▶ _YOUR GOAL_: Among the lines of the records below, copy those that hold the word "CorelDRAW".

• • •

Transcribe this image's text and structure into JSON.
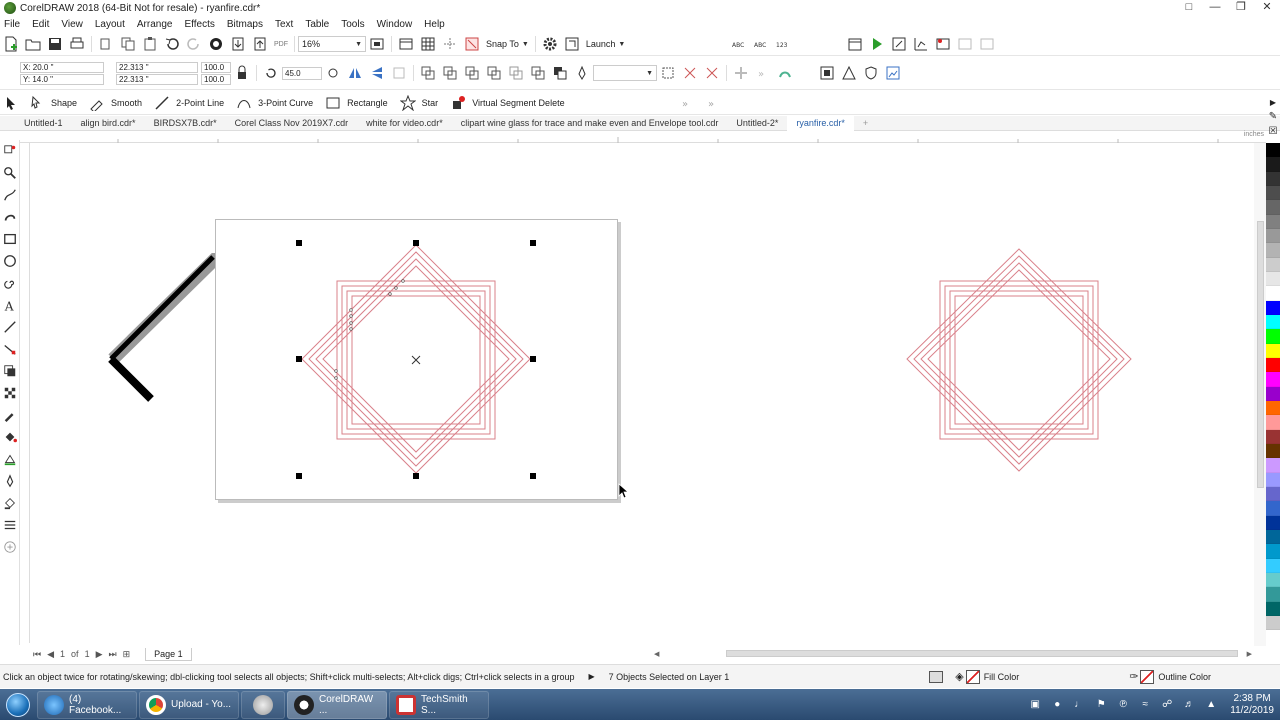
{
  "window": {
    "title": "CorelDRAW 2018 (64-Bit Not for resale) - ryanfire.cdr*"
  },
  "menu": [
    "File",
    "Edit",
    "View",
    "Layout",
    "Arrange",
    "Effects",
    "Bitmaps",
    "Text",
    "Table",
    "Tools",
    "Window",
    "Help"
  ],
  "toolbar": {
    "zoom": "16%",
    "snap_label": "Snap To",
    "launch_label": "Launch",
    "pdf_label": "PDF"
  },
  "property_bar": {
    "x": "X: 20.0 \"",
    "y": "Y: 14.0 \"",
    "width": "22.313 \"",
    "height": "22.313 \"",
    "scale_w": "100.0",
    "scale_h": "100.0",
    "angle": "45.0"
  },
  "tools_bar": {
    "shape": "Shape",
    "smooth": "Smooth",
    "two_point_line": "2-Point Line",
    "three_point_curve": "3-Point Curve",
    "rectangle": "Rectangle",
    "star": "Star",
    "virtual_segment_delete": "Virtual Segment Delete"
  },
  "doc_tabs": [
    "Untitled-1",
    "align bird.cdr*",
    "BIRDSX7B.cdr*",
    "Corel Class Nov 2019X7.cdr",
    "white for video.cdr*",
    "clipart wine glass for trace and make even and Envelope tool.cdr",
    "Untitled-2*",
    "ryanfire.cdr*"
  ],
  "ruler_unit": "inches",
  "page_nav": {
    "current": "1",
    "of": "of",
    "total": "1",
    "page_tab": "Page 1"
  },
  "status": {
    "hint": "Click an object twice for rotating/skewing; dbl-clicking tool selects all objects; Shift+click multi-selects; Alt+click digs; Ctrl+click selects in a group",
    "selection": "7 Objects Selected on Layer 1",
    "fill": "Fill Color",
    "outline": "Outline Color"
  },
  "taskbar": {
    "items": [
      "(4) Facebook...",
      "Upload - Yo...",
      "",
      "CorelDRAW ...",
      "TechSmith S..."
    ],
    "time": "2:38 PM",
    "date": "11/2/2019"
  },
  "colors": {
    "accent": "#2a61a8",
    "shape_stroke": "#d9808a",
    "palette": [
      "#000000",
      "#1a1a1a",
      "#333333",
      "#4d4d4d",
      "#666666",
      "#808080",
      "#999999",
      "#b3b3b3",
      "#cccccc",
      "#e6e6e6",
      "#ffffff",
      "#0000ff",
      "#00ffff",
      "#00ff00",
      "#ffff00",
      "#ff0000",
      "#ff00ff",
      "#9900cc",
      "#ff6600",
      "#ff9999",
      "#993333",
      "#663300",
      "#cc99ff",
      "#9999ff",
      "#6666cc",
      "#3366cc",
      "#003399",
      "#006699",
      "#0099cc",
      "#33ccff",
      "#66cccc",
      "#339999",
      "#006666",
      "#cccccc"
    ]
  }
}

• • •

▶ _EXERCISE RESULT_:
    "title": "CorelDRAW 2018 (64-Bit Not for resale) - ryanfire.cdr*"
      "CorelDRAW ...",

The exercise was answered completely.